#### The task:
Exact reproduction of the listing is required. Pictures are not reproduced.
----
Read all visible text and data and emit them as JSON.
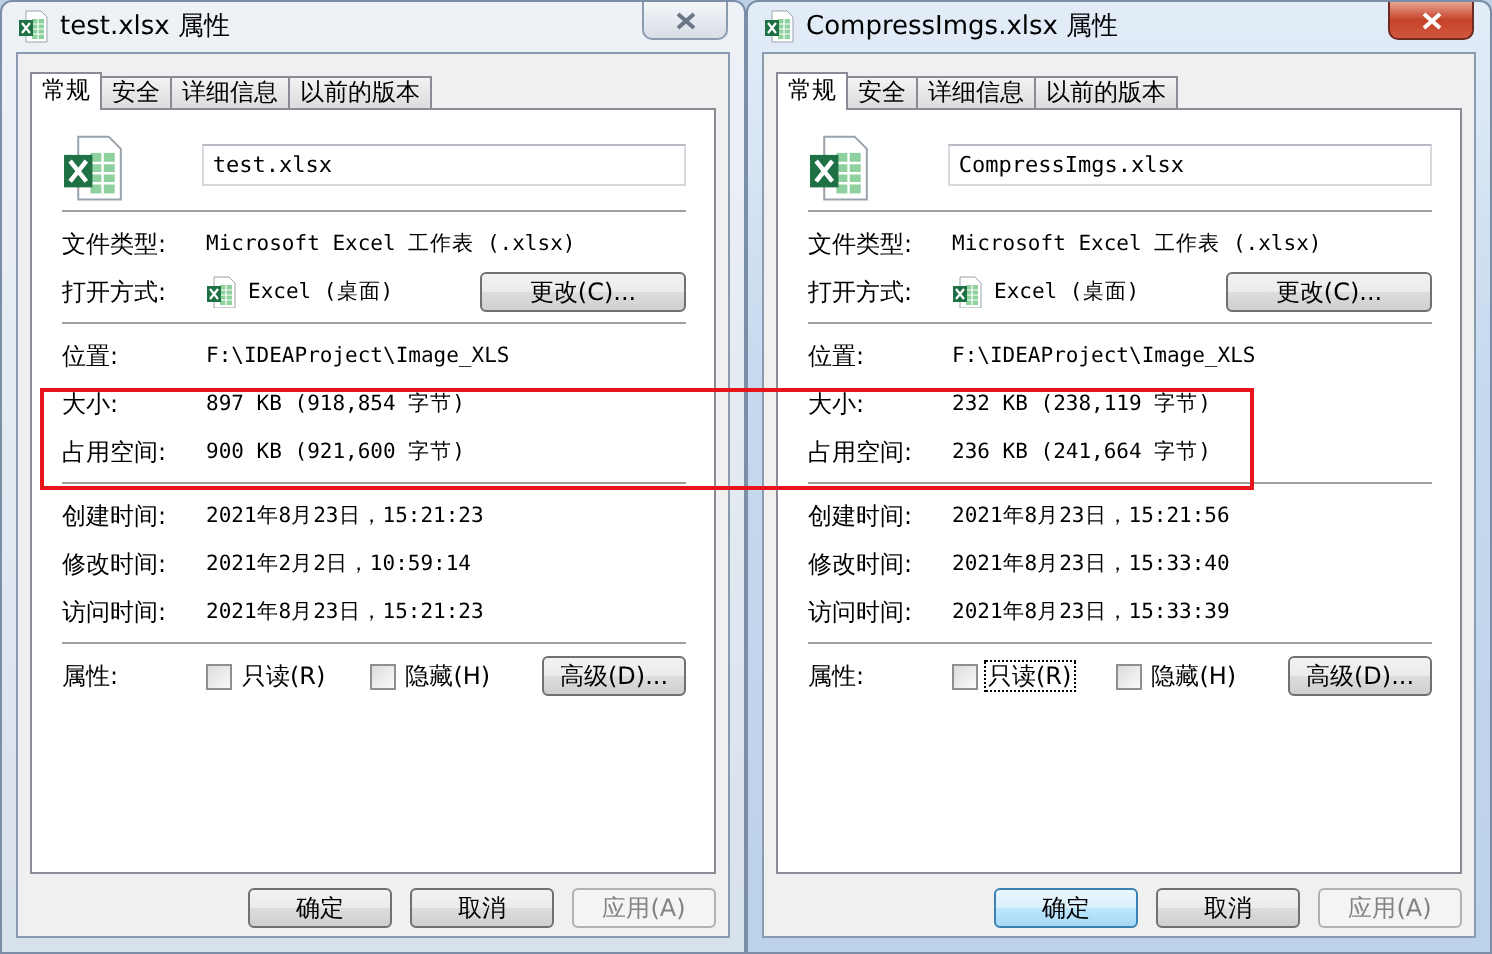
{
  "dialogs": [
    {
      "title": "test.xlsx 属性",
      "active": false,
      "tabs": [
        {
          "label": "常规",
          "selected": true
        },
        {
          "label": "安全",
          "selected": false
        },
        {
          "label": "详细信息",
          "selected": false
        },
        {
          "label": "以前的版本",
          "selected": false
        }
      ],
      "filename": "test.xlsx",
      "sections": [
        [
          {
            "kind": "text",
            "label": "文件类型:",
            "value": "Microsoft Excel 工作表 (.xlsx)"
          },
          {
            "kind": "app",
            "label": "打开方式:",
            "value": "Excel (桌面)",
            "button": "更改(C)..."
          }
        ],
        [
          {
            "kind": "text",
            "label": "位置:",
            "value": "F:\\IDEAProject\\Image_XLS"
          },
          {
            "kind": "text",
            "label": "大小:",
            "value": "897 KB (918,854 字节)"
          },
          {
            "kind": "text",
            "label": "占用空间:",
            "value": "900 KB (921,600 字节)"
          }
        ],
        [
          {
            "kind": "text",
            "label": "创建时间:",
            "value": "2021年8月23日，15:21:23"
          },
          {
            "kind": "text",
            "label": "修改时间:",
            "value": "2021年2月2日，10:59:14"
          },
          {
            "kind": "text",
            "label": "访问时间:",
            "value": "2021年8月23日，15:21:23"
          }
        ]
      ],
      "attributes_label": "属性:",
      "attributes": [
        {
          "label": "只读(R)",
          "checked": false,
          "focused": false
        },
        {
          "label": "隐藏(H)",
          "checked": false,
          "focused": false
        }
      ],
      "advanced_button": "高级(D)...",
      "buttons": [
        {
          "label": "确定",
          "disabled": false,
          "default": false
        },
        {
          "label": "取消",
          "disabled": false,
          "default": false
        },
        {
          "label": "应用(A)",
          "disabled": true,
          "default": false
        }
      ]
    },
    {
      "title": "CompressImgs.xlsx 属性",
      "active": true,
      "tabs": [
        {
          "label": "常规",
          "selected": true
        },
        {
          "label": "安全",
          "selected": false
        },
        {
          "label": "详细信息",
          "selected": false
        },
        {
          "label": "以前的版本",
          "selected": false
        }
      ],
      "filename": "CompressImgs.xlsx",
      "sections": [
        [
          {
            "kind": "text",
            "label": "文件类型:",
            "value": "Microsoft Excel 工作表 (.xlsx)"
          },
          {
            "kind": "app",
            "label": "打开方式:",
            "value": "Excel (桌面)",
            "button": "更改(C)..."
          }
        ],
        [
          {
            "kind": "text",
            "label": "位置:",
            "value": "F:\\IDEAProject\\Image_XLS"
          },
          {
            "kind": "text",
            "label": "大小:",
            "value": "232 KB (238,119 字节)"
          },
          {
            "kind": "text",
            "label": "占用空间:",
            "value": "236 KB (241,664 字节)"
          }
        ],
        [
          {
            "kind": "text",
            "label": "创建时间:",
            "value": "2021年8月23日，15:21:56"
          },
          {
            "kind": "text",
            "label": "修改时间:",
            "value": "2021年8月23日，15:33:40"
          },
          {
            "kind": "text",
            "label": "访问时间:",
            "value": "2021年8月23日，15:33:39"
          }
        ]
      ],
      "attributes_label": "属性:",
      "attributes": [
        {
          "label": "只读(R)",
          "checked": false,
          "focused": true
        },
        {
          "label": "隐藏(H)",
          "checked": false,
          "focused": false
        }
      ],
      "advanced_button": "高级(D)...",
      "buttons": [
        {
          "label": "确定",
          "disabled": false,
          "default": true
        },
        {
          "label": "取消",
          "disabled": false,
          "default": false
        },
        {
          "label": "应用(A)",
          "disabled": true,
          "default": false
        }
      ]
    }
  ]
}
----
#### Reply:
Read all visible text and data and emit them as JSON.
{
  "dialogs": [
    {
      "title": "test.xlsx 属性",
      "active": false,
      "tabs": [
        {
          "label": "常规",
          "selected": true
        },
        {
          "label": "安全",
          "selected": false
        },
        {
          "label": "详细信息",
          "selected": false
        },
        {
          "label": "以前的版本",
          "selected": false
        }
      ],
      "filename": "test.xlsx",
      "sections": [
        [
          {
            "kind": "text",
            "label": "文件类型:",
            "value": "Microsoft Excel 工作表 (.xlsx)"
          },
          {
            "kind": "app",
            "label": "打开方式:",
            "value": "Excel (桌面)",
            "button": "更改(C)..."
          }
        ],
        [
          {
            "kind": "text",
            "label": "位置:",
            "value": "F:\\IDEAProject\\Image_XLS"
          },
          {
            "kind": "text",
            "label": "大小:",
            "value": "897 KB (918,854 字节)"
          },
          {
            "kind": "text",
            "label": "占用空间:",
            "value": "900 KB (921,600 字节)"
          }
        ],
        [
          {
            "kind": "text",
            "label": "创建时间:",
            "value": "2021年8月23日，15:21:23"
          },
          {
            "kind": "text",
            "label": "修改时间:",
            "value": "2021年2月2日，10:59:14"
          },
          {
            "kind": "text",
            "label": "访问时间:",
            "value": "2021年8月23日，15:21:23"
          }
        ]
      ],
      "attributes_label": "属性:",
      "attributes": [
        {
          "label": "只读(R)",
          "checked": false,
          "focused": false
        },
        {
          "label": "隐藏(H)",
          "checked": false,
          "focused": false
        }
      ],
      "advanced_button": "高级(D)...",
      "buttons": [
        {
          "label": "确定",
          "disabled": false,
          "default": false
        },
        {
          "label": "取消",
          "disabled": false,
          "default": false
        },
        {
          "label": "应用(A)",
          "disabled": true,
          "default": false
        }
      ]
    },
    {
      "title": "CompressImgs.xlsx 属性",
      "active": true,
      "tabs": [
        {
          "label": "常规",
          "selected": true
        },
        {
          "label": "安全",
          "selected": false
        },
        {
          "label": "详细信息",
          "selected": false
        },
        {
          "label": "以前的版本",
          "selected": false
        }
      ],
      "filename": "CompressImgs.xlsx",
      "sections": [
        [
          {
            "kind": "text",
            "label": "文件类型:",
            "value": "Microsoft Excel 工作表 (.xlsx)"
          },
          {
            "kind": "app",
            "label": "打开方式:",
            "value": "Excel (桌面)",
            "button": "更改(C)..."
          }
        ],
        [
          {
            "kind": "text",
            "label": "位置:",
            "value": "F:\\IDEAProject\\Image_XLS"
          },
          {
            "kind": "text",
            "label": "大小:",
            "value": "232 KB (238,119 字节)"
          },
          {
            "kind": "text",
            "label": "占用空间:",
            "value": "236 KB (241,664 字节)"
          }
        ],
        [
          {
            "kind": "text",
            "label": "创建时间:",
            "value": "2021年8月23日，15:21:56"
          },
          {
            "kind": "text",
            "label": "修改时间:",
            "value": "2021年8月23日，15:33:40"
          },
          {
            "kind": "text",
            "label": "访问时间:",
            "value": "2021年8月23日，15:33:39"
          }
        ]
      ],
      "attributes_label": "属性:",
      "attributes": [
        {
          "label": "只读(R)",
          "checked": false,
          "focused": true
        },
        {
          "label": "隐藏(H)",
          "checked": false,
          "focused": false
        }
      ],
      "advanced_button": "高级(D)...",
      "buttons": [
        {
          "label": "确定",
          "disabled": false,
          "default": true
        },
        {
          "label": "取消",
          "disabled": false,
          "default": false
        },
        {
          "label": "应用(A)",
          "disabled": true,
          "default": false
        }
      ]
    }
  ]
}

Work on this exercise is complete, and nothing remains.